The use of so-called working standards is recommended for the routine calibration of spectrophotometers. The calibration of working standards is carried out by the user of the spectrophotometer for which the transfer standard is used as the reference. With at least three working standards it can be ensured by comparative measurements that the reflection properties of the working standards have not changed over time.

The calibration standard must completely cover the measuring aperture of the integrating sphere for calibration. When attaching the standard to the measurement port, its surface must not be pressed in or polished in order to rule out later incorrect measurements due to shadowing in the recesses or gloss from the polished surfaces. When not in use, the reflection standard should be sealed in a light- and dust-tight manner.

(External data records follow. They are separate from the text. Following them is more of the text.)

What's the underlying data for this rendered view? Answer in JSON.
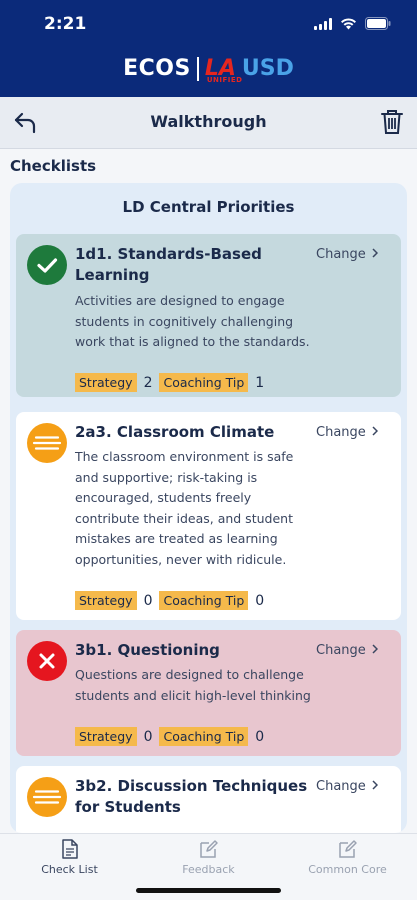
{
  "status_bar": {
    "time": "2:21"
  },
  "brand": {
    "left": "ECOS",
    "la": "LA",
    "usd": "USD",
    "unified": "UNIFIED"
  },
  "nav": {
    "title": "Walkthrough"
  },
  "section_label": "Checklists",
  "group": {
    "title": "LD Central Priorities",
    "change_label": "Change",
    "strategy_label": "Strategy",
    "tip_label": "Coaching Tip",
    "items": [
      {
        "title": "1d1. Standards-Based Learning",
        "description": "Activities are designed to engage students in cognitively challenging work that is aligned to the standards.",
        "status": "complete",
        "strategy_count": "2",
        "tip_count": "1"
      },
      {
        "title": "2a3. Classroom Climate",
        "description": "The classroom environment is safe and supportive; risk-taking is encouraged, students freely contribute their ideas, and student mistakes are treated as learning opportunities, never with ridicule.",
        "status": "in-progress",
        "strategy_count": "0",
        "tip_count": "0"
      },
      {
        "title": "3b1. Questioning",
        "description": "Questions are designed to challenge students and elicit high-level thinking",
        "status": "not-met",
        "strategy_count": "0",
        "tip_count": "0"
      },
      {
        "title": "3b2. Discussion Techniques for Students",
        "status": "in-progress"
      }
    ]
  },
  "tabs": [
    {
      "label": "Check List",
      "icon": "document-icon",
      "active": true
    },
    {
      "label": "Feedback",
      "icon": "edit-icon",
      "active": false
    },
    {
      "label": "Common Core",
      "icon": "edit-icon",
      "active": false
    }
  ],
  "colors": {
    "header": "#0b2a7a",
    "accent_tag": "#f5b94b",
    "complete": "#1e7a3c",
    "in_progress": "#f59f16",
    "not_met": "#e5161f"
  }
}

With the BN-R98-D2 Gigahertz-Optik GmbH offers a reflection standard made of the synthetic material ODM98. Its diameter is 2 "or 50.8 mm. The housing can be closed with a quick release, light-tight cap. The calibration of the spectral reflectance in the spectral range from 250 nm to 2400 nm is carried out by the Calibration Laboratory for Optical Radiation Measurements of Gigahertz-Optik GmbH.